What the exercise asks -> Which of the lines in the data mention the string "MAKONIS"? List them all.

[[ Data listing, beginning ]]

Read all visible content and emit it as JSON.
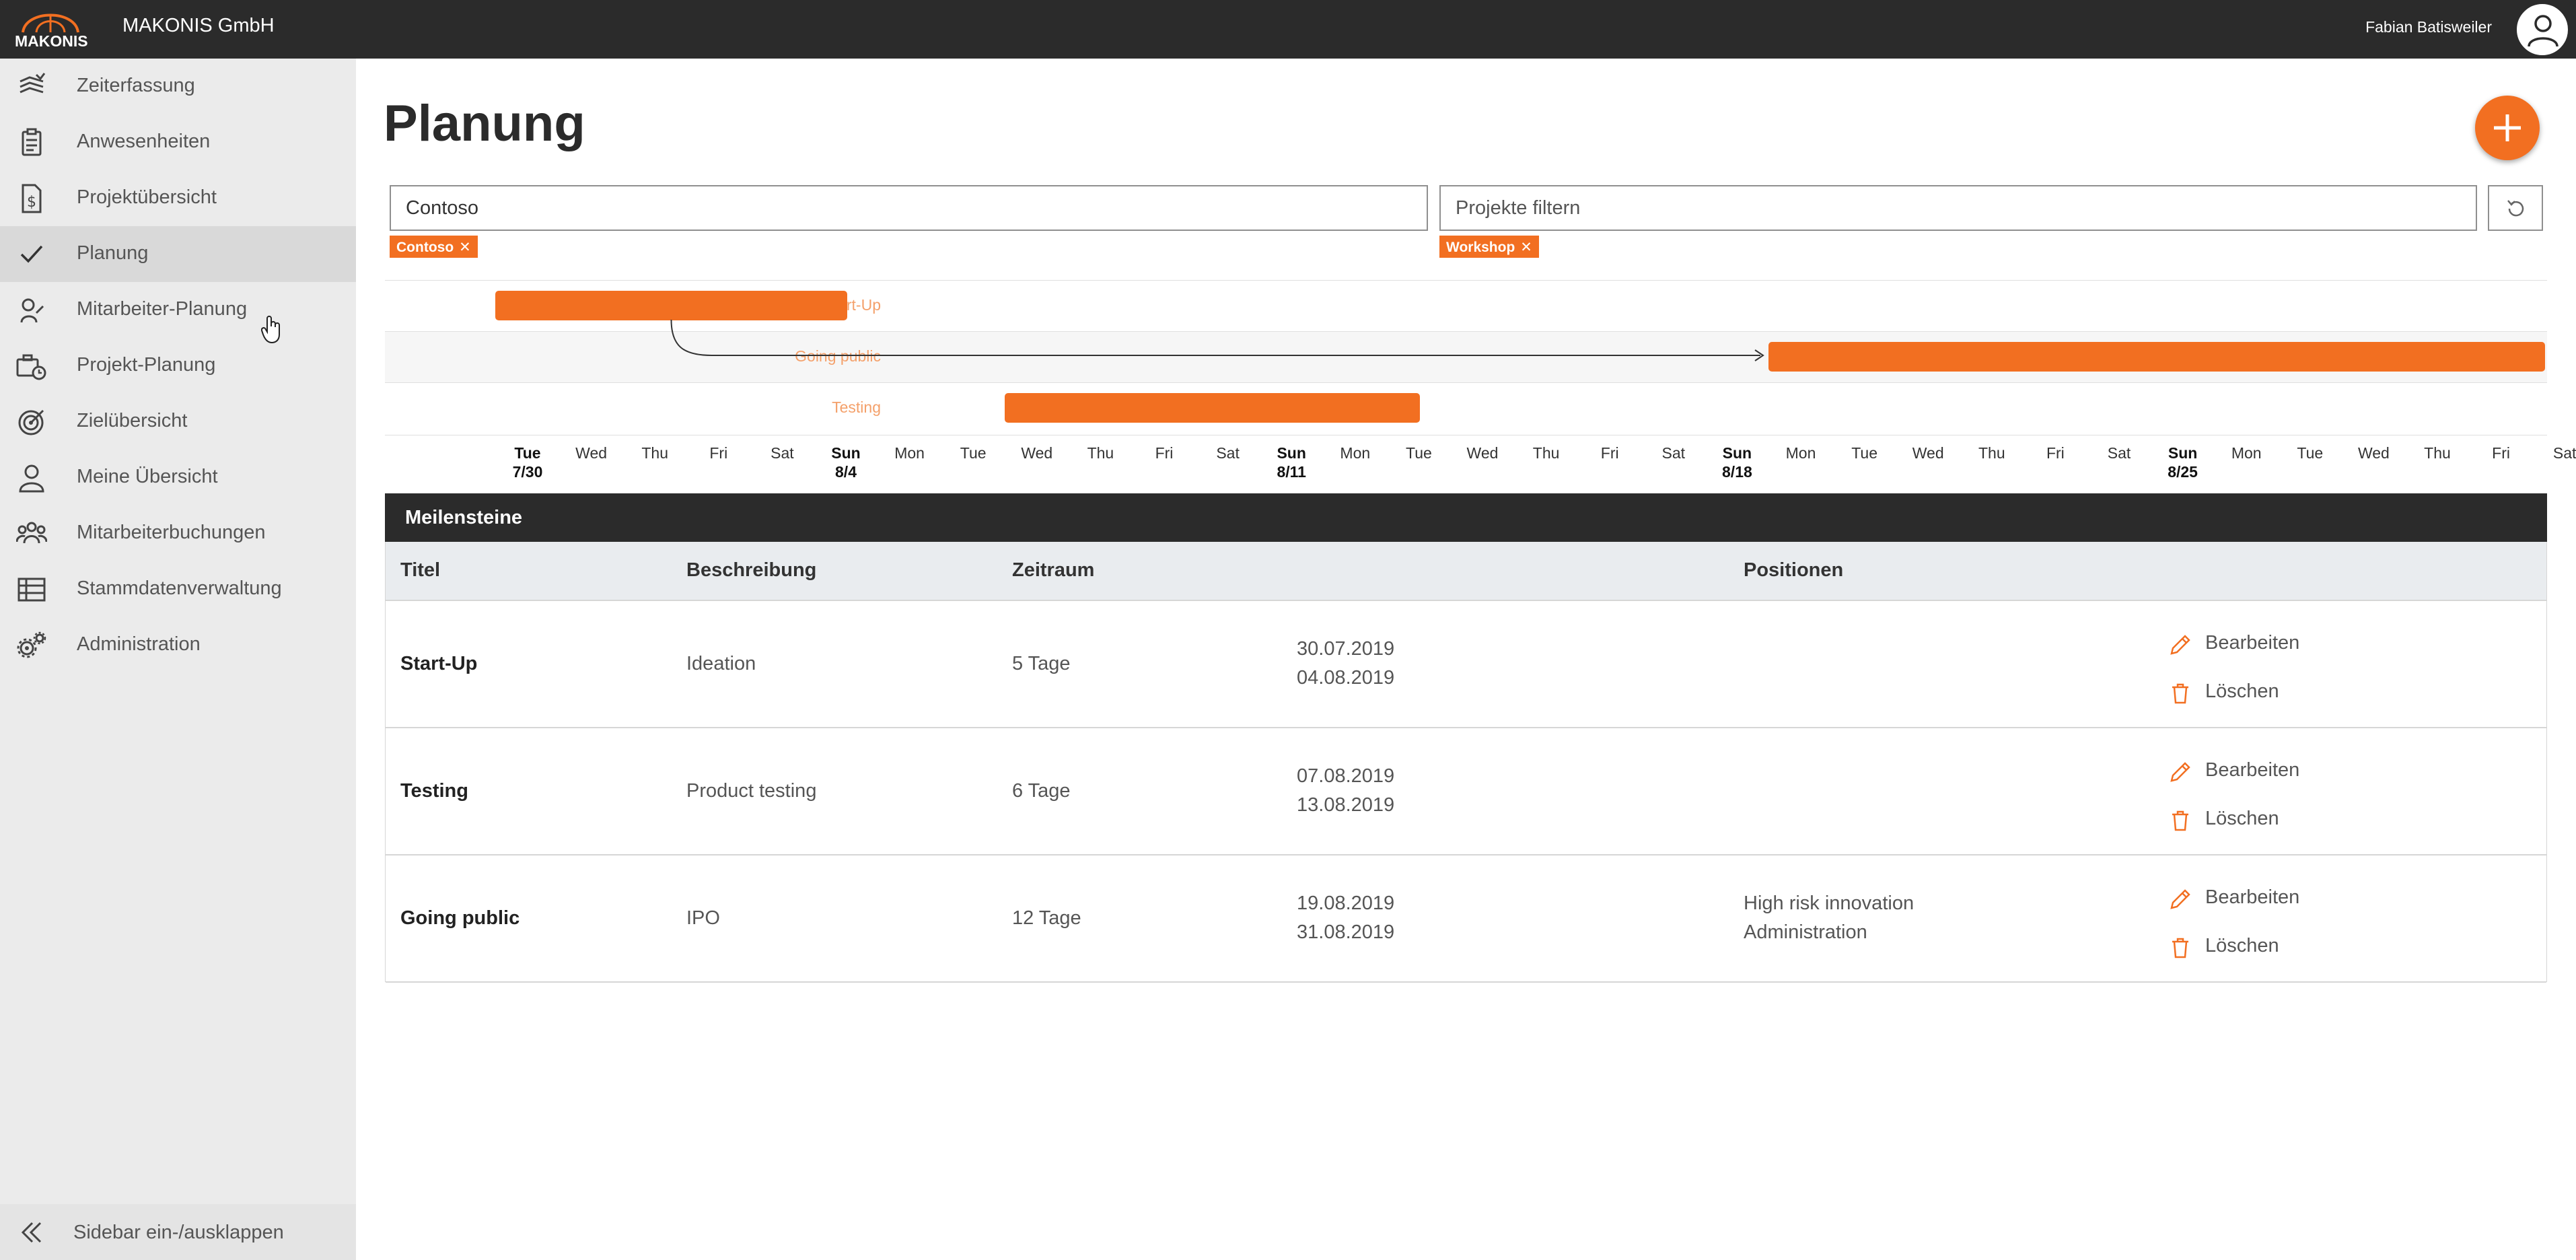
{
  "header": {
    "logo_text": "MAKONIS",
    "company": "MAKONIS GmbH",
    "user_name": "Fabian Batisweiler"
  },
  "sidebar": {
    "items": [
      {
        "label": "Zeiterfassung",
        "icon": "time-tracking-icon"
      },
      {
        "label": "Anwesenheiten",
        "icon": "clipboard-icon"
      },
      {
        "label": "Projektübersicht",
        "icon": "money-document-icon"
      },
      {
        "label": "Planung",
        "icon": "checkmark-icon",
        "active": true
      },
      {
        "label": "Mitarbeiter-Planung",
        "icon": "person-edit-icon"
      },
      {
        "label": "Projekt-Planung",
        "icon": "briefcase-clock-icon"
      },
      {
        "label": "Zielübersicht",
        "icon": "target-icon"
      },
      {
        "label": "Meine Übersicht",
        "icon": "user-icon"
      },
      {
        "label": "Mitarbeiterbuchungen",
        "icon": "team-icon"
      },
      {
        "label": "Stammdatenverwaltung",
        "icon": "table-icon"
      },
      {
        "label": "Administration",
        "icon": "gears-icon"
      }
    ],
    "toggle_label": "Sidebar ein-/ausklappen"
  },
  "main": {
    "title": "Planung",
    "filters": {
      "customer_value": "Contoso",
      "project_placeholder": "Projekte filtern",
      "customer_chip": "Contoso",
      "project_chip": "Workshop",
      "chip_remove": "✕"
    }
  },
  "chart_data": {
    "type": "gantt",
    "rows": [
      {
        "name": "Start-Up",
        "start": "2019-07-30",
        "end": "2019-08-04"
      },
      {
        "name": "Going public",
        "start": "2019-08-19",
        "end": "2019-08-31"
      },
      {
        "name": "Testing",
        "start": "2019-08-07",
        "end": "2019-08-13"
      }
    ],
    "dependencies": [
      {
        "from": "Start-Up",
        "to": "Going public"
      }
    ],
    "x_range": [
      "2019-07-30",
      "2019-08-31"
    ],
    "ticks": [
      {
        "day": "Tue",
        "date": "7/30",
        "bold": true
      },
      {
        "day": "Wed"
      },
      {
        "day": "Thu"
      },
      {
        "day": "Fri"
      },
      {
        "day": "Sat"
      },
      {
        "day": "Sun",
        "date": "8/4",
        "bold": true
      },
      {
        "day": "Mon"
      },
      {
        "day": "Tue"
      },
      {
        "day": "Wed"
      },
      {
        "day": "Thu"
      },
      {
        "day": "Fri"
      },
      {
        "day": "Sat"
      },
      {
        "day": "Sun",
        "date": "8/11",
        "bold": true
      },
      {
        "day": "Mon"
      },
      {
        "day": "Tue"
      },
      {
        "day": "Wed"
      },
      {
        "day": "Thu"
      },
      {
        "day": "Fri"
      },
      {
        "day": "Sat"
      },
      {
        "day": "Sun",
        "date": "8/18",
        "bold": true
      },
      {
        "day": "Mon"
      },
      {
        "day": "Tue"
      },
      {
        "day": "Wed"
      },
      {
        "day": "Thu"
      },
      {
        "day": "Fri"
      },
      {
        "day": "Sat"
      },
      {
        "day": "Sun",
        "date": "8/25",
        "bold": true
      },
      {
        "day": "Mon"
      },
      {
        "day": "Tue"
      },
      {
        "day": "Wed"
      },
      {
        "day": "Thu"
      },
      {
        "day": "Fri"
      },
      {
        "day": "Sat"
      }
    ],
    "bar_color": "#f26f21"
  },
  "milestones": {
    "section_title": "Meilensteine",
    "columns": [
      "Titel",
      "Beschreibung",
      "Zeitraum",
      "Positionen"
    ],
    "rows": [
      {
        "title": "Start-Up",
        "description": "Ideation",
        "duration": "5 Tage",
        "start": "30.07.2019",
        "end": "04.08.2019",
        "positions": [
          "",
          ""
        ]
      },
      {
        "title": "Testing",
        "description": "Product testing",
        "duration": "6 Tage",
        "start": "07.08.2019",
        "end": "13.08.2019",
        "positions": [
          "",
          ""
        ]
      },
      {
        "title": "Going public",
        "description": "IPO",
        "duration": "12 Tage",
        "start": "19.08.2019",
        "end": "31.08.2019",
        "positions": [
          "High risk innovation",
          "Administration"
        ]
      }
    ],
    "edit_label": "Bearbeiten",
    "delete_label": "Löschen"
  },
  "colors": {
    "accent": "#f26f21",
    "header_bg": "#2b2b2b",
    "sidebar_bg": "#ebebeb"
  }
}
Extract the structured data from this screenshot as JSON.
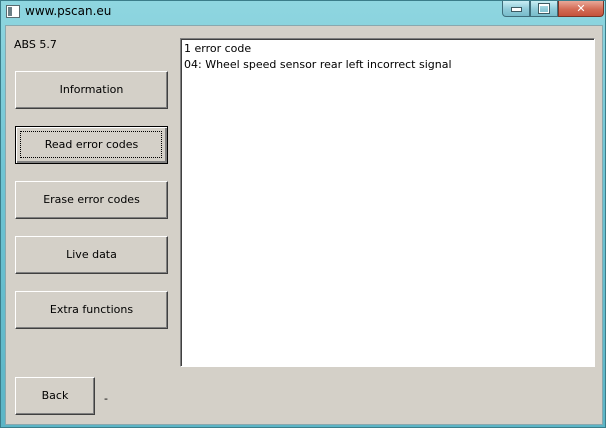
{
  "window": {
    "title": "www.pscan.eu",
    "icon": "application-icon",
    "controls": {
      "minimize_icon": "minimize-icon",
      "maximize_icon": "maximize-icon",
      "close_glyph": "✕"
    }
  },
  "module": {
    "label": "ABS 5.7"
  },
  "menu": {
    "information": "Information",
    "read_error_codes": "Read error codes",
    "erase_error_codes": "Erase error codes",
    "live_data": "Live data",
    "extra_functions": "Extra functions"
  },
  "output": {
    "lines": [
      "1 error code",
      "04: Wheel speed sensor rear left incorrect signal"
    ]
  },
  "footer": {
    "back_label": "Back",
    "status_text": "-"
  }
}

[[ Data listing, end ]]

Written solution ->
    "logo_text": "MAKONIS",
    "company": "MAKONIS GmbH",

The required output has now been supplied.